When President Bush signed the Central American Free Trade Agreement, or CAFTA, this week, it drew very mixed reactions. Supporters say CAFTA will strengthen the nation's economy, and improve relations with Central American democracies. Some farmers see the agreement as a way to reach new markets, but others see it as a potential disaster.

Moorhead, Minn. — CAFTA eliminates tariffs with Costa Rica, El Salvador, Guatemala, Honduras, Nicaragua and the Dominican Republic.

Bob Worth, president of the Minnesota Soybean Growers Association, says he's happy the trade agreement is now law. Worth says it provides soybean farmers with new opportunities.

"We have to export 45 percent of our soybeans, because we cannot use them in our state," says Worth. "So anytime we have a trade agreement to a foreign country, we think it's fantastic for soybean farmers."

Worth says he's confident that once U.S. farmers have access to the Central American countries, they'll have more customers, and larger profits.

But sugar beet growers don't see it that way. Nick Sinner, who heads the Red River Valley Sugarbeet Growers Association, says the new markets in Central America aren't as lucrative as some people think.

"It's a small market. It's roughly the size of New Haven, Connecticut -- about two-thirds of the size of the Minneapolis-St. Paul market," says Sinner. "The economic impact is not huge."

Sinner says the U.S. sugar market is already adequately supplied. He says the additional imports allowed under CAFTA will hurt sugar beet farmers.

"You've got the 109,000 tons that can come from the CAFTA agreement, you've got the 276,000 tons that can come in from Mexico," says Sinner. "You bring that much additional sugar into the United States, that's going to depress our market."

Sinner expects once trade begins under CAFTA, sugar beet farmers will see prices drop.

"Which is going to impact the profitability of all the farmers, which is going to trickle down to the main street businesses," says Sinner. "It's going to affect the ability of some farmers to stay on the land."

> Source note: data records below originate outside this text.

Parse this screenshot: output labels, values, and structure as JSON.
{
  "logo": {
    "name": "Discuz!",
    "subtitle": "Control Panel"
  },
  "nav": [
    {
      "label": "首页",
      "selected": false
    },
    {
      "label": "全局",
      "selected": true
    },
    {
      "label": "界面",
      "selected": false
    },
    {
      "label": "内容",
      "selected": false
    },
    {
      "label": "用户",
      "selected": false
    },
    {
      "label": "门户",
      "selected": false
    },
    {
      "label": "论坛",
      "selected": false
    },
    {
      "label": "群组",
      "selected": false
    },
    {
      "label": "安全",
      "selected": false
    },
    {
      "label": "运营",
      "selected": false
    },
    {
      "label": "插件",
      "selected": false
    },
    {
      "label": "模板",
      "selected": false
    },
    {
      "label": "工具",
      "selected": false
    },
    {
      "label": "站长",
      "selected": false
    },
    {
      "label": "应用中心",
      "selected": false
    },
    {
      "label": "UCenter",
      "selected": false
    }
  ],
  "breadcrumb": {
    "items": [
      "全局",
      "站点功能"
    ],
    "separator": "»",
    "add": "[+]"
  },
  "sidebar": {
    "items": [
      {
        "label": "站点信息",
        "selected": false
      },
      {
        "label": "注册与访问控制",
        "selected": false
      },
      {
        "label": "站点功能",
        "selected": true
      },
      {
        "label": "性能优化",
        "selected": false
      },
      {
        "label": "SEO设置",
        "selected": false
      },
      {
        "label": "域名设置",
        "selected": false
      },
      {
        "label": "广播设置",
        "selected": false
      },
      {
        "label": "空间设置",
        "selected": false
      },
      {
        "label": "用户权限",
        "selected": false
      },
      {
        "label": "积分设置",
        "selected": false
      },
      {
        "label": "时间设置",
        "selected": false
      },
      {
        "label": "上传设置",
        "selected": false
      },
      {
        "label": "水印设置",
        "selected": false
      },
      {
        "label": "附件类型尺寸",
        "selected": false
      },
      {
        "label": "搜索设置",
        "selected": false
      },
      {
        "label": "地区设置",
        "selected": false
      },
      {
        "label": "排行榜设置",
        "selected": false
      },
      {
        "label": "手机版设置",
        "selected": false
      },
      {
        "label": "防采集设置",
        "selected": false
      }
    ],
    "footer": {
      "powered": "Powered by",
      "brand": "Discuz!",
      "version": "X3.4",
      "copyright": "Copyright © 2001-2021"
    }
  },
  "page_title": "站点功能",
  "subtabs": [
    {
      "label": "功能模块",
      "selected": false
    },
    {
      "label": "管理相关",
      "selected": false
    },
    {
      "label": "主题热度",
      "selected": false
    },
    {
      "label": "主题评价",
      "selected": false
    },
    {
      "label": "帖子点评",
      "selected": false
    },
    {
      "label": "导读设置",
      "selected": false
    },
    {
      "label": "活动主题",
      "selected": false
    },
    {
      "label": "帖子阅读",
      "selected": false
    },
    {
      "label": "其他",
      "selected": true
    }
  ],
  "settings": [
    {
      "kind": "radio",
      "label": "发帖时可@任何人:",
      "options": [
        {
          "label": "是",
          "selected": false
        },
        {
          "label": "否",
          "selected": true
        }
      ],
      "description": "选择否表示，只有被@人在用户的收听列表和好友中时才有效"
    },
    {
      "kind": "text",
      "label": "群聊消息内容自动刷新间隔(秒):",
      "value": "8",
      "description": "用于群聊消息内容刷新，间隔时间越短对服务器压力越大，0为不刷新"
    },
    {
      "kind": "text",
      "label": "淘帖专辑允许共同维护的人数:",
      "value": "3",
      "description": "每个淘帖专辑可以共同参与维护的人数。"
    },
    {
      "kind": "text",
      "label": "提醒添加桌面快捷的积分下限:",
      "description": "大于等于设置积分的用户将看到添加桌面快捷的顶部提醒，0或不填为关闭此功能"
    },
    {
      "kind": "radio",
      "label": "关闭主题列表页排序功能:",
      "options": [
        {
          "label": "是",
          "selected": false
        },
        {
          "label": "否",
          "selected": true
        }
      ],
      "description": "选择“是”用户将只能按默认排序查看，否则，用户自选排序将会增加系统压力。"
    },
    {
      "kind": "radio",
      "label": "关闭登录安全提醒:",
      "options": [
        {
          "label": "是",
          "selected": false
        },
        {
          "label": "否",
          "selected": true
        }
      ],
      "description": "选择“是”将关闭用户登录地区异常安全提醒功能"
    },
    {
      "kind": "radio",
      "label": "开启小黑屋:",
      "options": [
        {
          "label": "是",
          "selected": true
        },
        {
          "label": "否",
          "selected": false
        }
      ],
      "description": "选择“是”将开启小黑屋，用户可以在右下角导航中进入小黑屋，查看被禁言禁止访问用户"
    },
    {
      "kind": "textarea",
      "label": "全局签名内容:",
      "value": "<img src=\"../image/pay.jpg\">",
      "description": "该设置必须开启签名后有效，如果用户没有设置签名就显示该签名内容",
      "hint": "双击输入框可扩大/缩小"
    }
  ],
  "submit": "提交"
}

Sinner says sugar beet growers are nervous these days. As a group, they're not optimistic CAFTA will benefit them. Sinner says the CAFTA debate has reinforced an important lesson -- farmers must be politically active. He says the association is already preparing for future battles on trade issues.

Others are looking for ways to offset the expected drop in sugar prices.

Won Koo, director of the Center of Agriculture Policy and Trade Studies at North Dakota State University in Fargo, says sugar beet growers have a limited number of options to prepare for a depressed market.

"We may produce ethanol from sugar. By doing that we may be able to maintain our domestic price," says Koo. "Our second option may be to simply reduce our domestic production."

Koo says it will be difficult for sugar beet farmers to move into the ethanol business, since that market is dominated by corn growers. He says it will be just as hard to convince farmers to reduce production.